After a night of more thick porra and raisin-sweet muscatel, the morning’s trail builds, as does my own compulsion to keep going. Strung-out from the walking and history, yet aware that some part of me has been prised open like a pistachio, I imagine myself spending the rest of the month hiking north to Santiago de Compostela, through the historic cities of Merida, Cáceres and Salamanca, beneath oak and cork trees – the habitat of acorn-snuffling Iberian pigs. Am I in the midst of a personal awakening? Has the Camino found me?
Pleased with this moment of soul-searching, I arrive in Córdoba, crossing its Roman bridge with a final spring in my step. Unlike flamboyant Seville, it strikes me as a contemplative city, and when the sun beats down it is put on pause. Cast-iron balconies and geranium-flowered squares carry a Moorish grace, while the 10th-century Mezquita, a beautiful mosque-church, offers a short history lesson in religious tolerance. In its shadow I meet a handful of other pilgrims – yoga instructor Erin Fleming and friends Laura and Candy from Indianapolis – discussing how they discovered each other and themselves.

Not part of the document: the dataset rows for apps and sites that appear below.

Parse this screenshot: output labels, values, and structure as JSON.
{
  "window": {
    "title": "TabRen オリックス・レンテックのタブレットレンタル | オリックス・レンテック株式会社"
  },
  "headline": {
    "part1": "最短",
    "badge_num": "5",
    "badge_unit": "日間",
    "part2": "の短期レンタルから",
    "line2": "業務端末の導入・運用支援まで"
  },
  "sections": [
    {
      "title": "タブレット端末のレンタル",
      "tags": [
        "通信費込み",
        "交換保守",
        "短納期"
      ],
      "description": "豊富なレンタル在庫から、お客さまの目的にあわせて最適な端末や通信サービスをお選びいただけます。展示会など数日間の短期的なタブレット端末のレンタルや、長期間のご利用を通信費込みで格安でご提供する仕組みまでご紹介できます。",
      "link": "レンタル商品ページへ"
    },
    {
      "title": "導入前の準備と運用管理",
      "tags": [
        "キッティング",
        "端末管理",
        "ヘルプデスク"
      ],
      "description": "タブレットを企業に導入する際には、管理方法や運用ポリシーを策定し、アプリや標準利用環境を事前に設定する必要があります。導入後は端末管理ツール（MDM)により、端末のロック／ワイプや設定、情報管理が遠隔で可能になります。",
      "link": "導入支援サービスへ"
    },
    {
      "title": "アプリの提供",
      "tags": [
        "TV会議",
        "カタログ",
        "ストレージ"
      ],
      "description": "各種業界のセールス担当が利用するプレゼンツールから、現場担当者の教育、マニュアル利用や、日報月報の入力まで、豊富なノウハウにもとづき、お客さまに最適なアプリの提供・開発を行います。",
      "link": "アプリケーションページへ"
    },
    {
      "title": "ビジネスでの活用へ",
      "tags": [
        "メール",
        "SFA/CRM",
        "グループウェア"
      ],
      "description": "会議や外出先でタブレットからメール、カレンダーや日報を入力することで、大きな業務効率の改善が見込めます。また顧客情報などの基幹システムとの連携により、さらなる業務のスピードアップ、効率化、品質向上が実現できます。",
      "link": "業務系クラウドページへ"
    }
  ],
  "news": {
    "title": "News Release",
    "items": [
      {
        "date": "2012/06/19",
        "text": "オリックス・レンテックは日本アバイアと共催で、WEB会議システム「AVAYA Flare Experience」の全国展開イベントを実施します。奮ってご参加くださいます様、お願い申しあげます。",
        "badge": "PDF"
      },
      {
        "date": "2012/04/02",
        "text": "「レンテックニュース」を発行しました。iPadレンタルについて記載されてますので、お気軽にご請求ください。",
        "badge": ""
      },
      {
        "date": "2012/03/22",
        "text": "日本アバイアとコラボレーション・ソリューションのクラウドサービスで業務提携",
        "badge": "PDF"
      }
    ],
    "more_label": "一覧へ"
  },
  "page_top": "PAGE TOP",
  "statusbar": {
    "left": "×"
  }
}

“Sometimes we let life slip away into the modern world,” says Erin, suddenly welling with emotion. “But the Camino is a chance to reconnect with what’s important. To slow down. To rethink life. It doesn’t stop just because you reach the end. It lives on within you.”
And this is the way it feels to me. The reward is not only from taking the road less travelled. And it goes beyond memorable encounters with bemused goat herders who view the pilgrimage as lunacy. There’s a goose-bump realisation that my outlook has changed, tempered with regret at not having come sooner. No longer, I think, will I lose myself to the city. Life is too short.
The bars and cafés open, the dusky afternoon gathers momentum. Taverna doors swing wide, revealing men drinking beer, while accordionists and flamenco dancers take to the street, garlanded in flowers. As I walk away, I’m left with a sense of harmony, long after the music has died down.
For more information on guided hiking trips along the Camino Mozárabe, visit tomaandcoe.com or call +34 650 73 31 16.
What’s this pilgrimage all about then?
It’s in honour of Saint James (or Sant Iago as he was known), one of Jesus’s 12 Apostles who King Agrippas had beheaded in AD44.
Ouch. So, what’s Sant Iago got to do with Compostela?
According to legend, while St James’s head is buried in a cathedral in Jerusalem, the rest of his remains were taken to Compostela and buried there.
He preached the gospel on the Iberian Peninsula, hence he’s patron saint of both Portugal and Spain.
Ah. And so people walk to his tomb to honour him?
Yes, exactly. Along at least 15 established routes. The most popular one runs along the northern coast, but the Mozarbic Way is arguably the prettiest.
Any other incentives?
If you were Catholic, you might be walking to be given a plenary indulgence, meaning you’d suffer less when you get to purgatory.
And if I’m not…
For the rest of us, there’s camaraderie, food and drink, time out from modern life and a massive sense of achievement to be gained from having completed the route.